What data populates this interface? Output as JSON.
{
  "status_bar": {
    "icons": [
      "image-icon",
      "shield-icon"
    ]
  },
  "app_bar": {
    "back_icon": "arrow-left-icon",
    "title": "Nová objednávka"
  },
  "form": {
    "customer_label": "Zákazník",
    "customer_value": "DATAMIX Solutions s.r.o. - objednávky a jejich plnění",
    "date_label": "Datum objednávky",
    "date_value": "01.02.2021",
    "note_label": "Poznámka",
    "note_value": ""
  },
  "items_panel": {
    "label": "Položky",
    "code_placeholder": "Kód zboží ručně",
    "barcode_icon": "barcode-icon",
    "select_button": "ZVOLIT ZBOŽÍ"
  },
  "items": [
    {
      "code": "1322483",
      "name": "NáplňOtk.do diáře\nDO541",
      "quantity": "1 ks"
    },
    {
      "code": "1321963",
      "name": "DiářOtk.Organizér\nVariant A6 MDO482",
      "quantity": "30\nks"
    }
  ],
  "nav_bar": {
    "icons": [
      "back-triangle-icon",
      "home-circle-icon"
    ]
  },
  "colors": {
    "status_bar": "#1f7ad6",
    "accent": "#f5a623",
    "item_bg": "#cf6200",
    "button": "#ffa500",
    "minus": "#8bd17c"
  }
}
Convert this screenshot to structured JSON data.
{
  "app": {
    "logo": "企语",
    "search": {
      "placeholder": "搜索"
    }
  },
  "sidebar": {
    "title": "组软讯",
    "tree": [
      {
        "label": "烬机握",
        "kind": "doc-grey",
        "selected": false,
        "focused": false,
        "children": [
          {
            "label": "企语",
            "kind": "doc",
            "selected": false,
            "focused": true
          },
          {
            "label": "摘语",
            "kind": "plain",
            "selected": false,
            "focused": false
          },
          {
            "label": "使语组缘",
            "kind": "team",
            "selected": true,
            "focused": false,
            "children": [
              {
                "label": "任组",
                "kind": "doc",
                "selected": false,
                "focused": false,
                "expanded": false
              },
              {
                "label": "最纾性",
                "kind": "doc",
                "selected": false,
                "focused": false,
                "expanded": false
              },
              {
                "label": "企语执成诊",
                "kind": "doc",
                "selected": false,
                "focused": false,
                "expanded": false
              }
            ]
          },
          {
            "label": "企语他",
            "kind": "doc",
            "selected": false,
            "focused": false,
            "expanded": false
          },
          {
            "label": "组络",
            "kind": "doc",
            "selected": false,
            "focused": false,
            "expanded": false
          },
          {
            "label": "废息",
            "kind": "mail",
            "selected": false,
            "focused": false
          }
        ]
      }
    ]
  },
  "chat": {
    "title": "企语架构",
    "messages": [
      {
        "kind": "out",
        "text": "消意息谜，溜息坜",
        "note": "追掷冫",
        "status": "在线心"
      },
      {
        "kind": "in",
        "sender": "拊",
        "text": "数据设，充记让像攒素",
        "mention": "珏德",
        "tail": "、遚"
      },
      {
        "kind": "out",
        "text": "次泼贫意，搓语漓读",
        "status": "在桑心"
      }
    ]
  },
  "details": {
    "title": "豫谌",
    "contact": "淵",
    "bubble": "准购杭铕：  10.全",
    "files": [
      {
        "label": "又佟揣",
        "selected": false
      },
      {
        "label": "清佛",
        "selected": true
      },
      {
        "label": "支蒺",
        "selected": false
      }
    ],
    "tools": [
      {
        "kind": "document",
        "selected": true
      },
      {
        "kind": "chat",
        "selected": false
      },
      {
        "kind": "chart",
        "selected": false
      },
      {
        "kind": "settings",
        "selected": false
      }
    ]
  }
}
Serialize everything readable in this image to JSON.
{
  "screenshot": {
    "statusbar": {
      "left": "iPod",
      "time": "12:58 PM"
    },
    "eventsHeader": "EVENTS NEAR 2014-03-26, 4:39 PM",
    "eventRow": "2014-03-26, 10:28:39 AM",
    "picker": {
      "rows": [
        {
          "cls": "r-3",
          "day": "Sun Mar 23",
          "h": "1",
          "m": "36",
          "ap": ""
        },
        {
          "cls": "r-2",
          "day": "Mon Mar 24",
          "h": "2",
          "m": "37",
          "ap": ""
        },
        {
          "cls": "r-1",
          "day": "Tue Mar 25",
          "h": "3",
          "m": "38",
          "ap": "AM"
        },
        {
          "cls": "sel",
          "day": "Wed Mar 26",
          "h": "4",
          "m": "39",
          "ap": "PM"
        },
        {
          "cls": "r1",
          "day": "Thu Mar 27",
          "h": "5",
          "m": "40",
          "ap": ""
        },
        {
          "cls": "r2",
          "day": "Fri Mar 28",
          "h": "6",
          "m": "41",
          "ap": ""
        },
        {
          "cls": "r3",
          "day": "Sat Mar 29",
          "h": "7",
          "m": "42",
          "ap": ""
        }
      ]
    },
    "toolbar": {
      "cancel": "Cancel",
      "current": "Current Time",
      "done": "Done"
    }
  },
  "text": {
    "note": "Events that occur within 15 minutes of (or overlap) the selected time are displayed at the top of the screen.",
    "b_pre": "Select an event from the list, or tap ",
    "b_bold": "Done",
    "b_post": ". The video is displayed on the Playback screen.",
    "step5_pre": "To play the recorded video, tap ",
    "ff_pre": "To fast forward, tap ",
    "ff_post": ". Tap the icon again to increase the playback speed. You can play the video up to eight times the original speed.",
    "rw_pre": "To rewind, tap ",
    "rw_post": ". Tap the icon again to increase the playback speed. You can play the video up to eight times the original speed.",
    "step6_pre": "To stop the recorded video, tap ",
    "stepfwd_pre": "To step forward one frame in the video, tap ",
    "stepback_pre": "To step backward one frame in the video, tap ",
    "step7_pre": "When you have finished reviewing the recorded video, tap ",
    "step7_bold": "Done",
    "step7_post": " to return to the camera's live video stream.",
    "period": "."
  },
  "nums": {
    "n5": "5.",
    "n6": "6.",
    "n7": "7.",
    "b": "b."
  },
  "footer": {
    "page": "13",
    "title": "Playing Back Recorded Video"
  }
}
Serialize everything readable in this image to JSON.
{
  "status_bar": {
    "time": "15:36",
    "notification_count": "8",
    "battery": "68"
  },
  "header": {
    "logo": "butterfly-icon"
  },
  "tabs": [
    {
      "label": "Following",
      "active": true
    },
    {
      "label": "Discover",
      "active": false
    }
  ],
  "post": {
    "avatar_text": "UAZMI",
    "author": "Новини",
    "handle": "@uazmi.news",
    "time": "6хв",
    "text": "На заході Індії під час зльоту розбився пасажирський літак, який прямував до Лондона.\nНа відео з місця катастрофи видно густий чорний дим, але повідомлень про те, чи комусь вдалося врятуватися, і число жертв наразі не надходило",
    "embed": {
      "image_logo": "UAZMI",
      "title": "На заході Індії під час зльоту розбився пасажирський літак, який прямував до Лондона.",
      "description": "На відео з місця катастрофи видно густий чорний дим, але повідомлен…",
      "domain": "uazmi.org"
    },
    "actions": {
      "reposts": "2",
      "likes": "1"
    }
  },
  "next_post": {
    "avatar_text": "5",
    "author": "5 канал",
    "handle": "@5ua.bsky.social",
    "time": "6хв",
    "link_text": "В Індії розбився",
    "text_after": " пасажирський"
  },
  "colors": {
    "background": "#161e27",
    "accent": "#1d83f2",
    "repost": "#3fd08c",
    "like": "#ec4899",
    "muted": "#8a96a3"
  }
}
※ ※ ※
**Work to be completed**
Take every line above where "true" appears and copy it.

**Answer to this exercise**
            "focused": true
            "selected": true,
        "selected": true
        "selected": true
      "active": true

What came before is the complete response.